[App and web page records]

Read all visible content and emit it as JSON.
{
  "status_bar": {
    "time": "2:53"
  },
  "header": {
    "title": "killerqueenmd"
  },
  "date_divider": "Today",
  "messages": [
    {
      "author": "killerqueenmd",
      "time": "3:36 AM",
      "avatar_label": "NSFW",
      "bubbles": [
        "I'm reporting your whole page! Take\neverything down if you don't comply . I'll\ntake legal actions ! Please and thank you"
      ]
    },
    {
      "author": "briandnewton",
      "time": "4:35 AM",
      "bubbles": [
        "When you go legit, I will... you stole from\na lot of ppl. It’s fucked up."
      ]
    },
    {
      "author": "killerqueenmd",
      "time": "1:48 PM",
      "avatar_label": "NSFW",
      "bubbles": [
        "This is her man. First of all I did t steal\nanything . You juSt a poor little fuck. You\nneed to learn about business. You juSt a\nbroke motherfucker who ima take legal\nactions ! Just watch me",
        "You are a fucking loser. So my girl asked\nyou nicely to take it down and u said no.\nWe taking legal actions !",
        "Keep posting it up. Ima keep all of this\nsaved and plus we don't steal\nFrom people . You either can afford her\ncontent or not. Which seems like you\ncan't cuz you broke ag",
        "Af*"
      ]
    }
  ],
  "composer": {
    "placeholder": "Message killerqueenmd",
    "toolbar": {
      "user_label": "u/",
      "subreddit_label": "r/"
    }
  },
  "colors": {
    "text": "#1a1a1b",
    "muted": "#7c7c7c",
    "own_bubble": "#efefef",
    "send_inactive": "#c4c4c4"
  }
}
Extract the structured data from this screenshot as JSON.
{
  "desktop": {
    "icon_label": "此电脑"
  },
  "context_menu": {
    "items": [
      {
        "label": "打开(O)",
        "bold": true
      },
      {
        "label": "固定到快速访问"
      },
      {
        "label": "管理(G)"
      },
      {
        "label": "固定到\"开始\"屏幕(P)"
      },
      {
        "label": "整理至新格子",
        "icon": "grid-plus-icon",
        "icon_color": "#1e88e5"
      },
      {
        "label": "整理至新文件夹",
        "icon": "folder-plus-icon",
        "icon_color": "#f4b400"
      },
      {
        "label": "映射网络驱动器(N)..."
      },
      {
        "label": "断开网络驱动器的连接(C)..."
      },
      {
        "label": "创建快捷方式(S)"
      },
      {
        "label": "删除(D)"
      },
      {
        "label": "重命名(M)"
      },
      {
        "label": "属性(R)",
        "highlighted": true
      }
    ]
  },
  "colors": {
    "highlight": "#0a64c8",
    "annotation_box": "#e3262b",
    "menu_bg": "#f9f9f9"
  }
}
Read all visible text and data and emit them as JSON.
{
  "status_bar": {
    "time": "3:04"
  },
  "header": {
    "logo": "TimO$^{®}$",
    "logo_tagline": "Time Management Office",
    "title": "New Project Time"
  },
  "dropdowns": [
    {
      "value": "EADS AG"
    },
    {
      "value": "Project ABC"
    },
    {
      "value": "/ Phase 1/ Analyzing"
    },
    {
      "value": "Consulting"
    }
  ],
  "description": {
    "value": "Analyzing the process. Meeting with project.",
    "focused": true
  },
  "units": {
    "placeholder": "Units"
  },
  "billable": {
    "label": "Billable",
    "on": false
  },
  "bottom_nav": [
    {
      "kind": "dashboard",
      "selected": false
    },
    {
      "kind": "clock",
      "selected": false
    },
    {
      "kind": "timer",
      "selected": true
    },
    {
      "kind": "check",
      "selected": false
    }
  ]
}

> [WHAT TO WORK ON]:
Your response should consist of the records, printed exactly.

> [ANSWER TO THIS PROBLEM]:
Read all visible content and emit it as JSON.
{
  "status_bar": {
    "time": "2:53"
  },
  "header": {
    "title": "killerqueenmd"
  },
  "date_divider": "Today",
  "messages": [
    {
      "author": "killerqueenmd",
      "time": "3:36 AM",
      "avatar_label": "NSFW",
      "bubbles": [
        "I'm reporting your whole page! Take\neverything down if you don't comply . I'll\ntake legal actions ! Please and thank you"
      ]
    },
    {
      "author": "briandnewton",
      "time": "4:35 AM",
      "bubbles": [
        "When you go legit, I will... you stole from\na lot of ppl. It’s fucked up."
      ]
    },
    {
      "author": "killerqueenmd",
      "time": "1:48 PM",
      "avatar_label": "NSFW",
      "bubbles": [
        "This is her man. First of all I did t steal\nanything . You juSt a poor little fuck. You\nneed to learn about business. You juSt a\nbroke motherfucker who ima take legal\nactions ! Just watch me",
        "You are a fucking loser. So my girl asked\nyou nicely to take it down and u said no.\nWe taking legal actions !",
        "Keep posting it up. Ima keep all of this\nsaved and plus we don't steal\nFrom people . You either can afford her\ncontent or not. Which seems like you\ncan't cuz you broke ag",
        "Af*"
      ]
    }
  ],
  "composer": {
    "placeholder": "Message killerqueenmd",
    "toolbar": {
      "user_label": "u/",
      "subreddit_label": "r/"
    }
  },
  "colors": {
    "text": "#1a1a1b",
    "muted": "#7c7c7c",
    "own_bubble": "#efefef",
    "send_inactive": "#c4c4c4"
  }
}
Extract the structured data from this screenshot as JSON.
{
  "desktop": {
    "icon_label": "此电脑"
  },
  "context_menu": {
    "items": [
      {
        "label": "打开(O)",
        "bold": true
      },
      {
        "label": "固定到快速访问"
      },
      {
        "label": "管理(G)"
      },
      {
        "label": "固定到\"开始\"屏幕(P)"
      },
      {
        "label": "整理至新格子",
        "icon": "grid-plus-icon",
        "icon_color": "#1e88e5"
      },
      {
        "label": "整理至新文件夹",
        "icon": "folder-plus-icon",
        "icon_color": "#f4b400"
      },
      {
        "label": "映射网络驱动器(N)..."
      },
      {
        "label": "断开网络驱动器的连接(C)..."
      },
      {
        "label": "创建快捷方式(S)"
      },
      {
        "label": "删除(D)"
      },
      {
        "label": "重命名(M)"
      },
      {
        "label": "属性(R)",
        "highlighted": true
      }
    ]
  },
  "colors": {
    "highlight": "#0a64c8",
    "annotation_box": "#e3262b",
    "menu_bg": "#f9f9f9"
  }
}
Read all visible text and data and emit them as JSON.
{
  "status_bar": {
    "time": "3:04"
  },
  "header": {
    "logo": "TimO$^{®}$",
    "logo_tagline": "Time Management Office",
    "title": "New Project Time"
  },
  "dropdowns": [
    {
      "value": "EADS AG"
    },
    {
      "value": "Project ABC"
    },
    {
      "value": "/ Phase 1/ Analyzing"
    },
    {
      "value": "Consulting"
    }
  ],
  "description": {
    "value": "Analyzing the process. Meeting with project.",
    "focused": true
  },
  "units": {
    "placeholder": "Units"
  },
  "billable": {
    "label": "Billable",
    "on": false
  },
  "bottom_nav": [
    {
      "kind": "dashboard",
      "selected": false
    },
    {
      "kind": "clock",
      "selected": false
    },
    {
      "kind": "timer",
      "selected": true
    },
    {
      "kind": "check",
      "selected": false
    }
  ]
}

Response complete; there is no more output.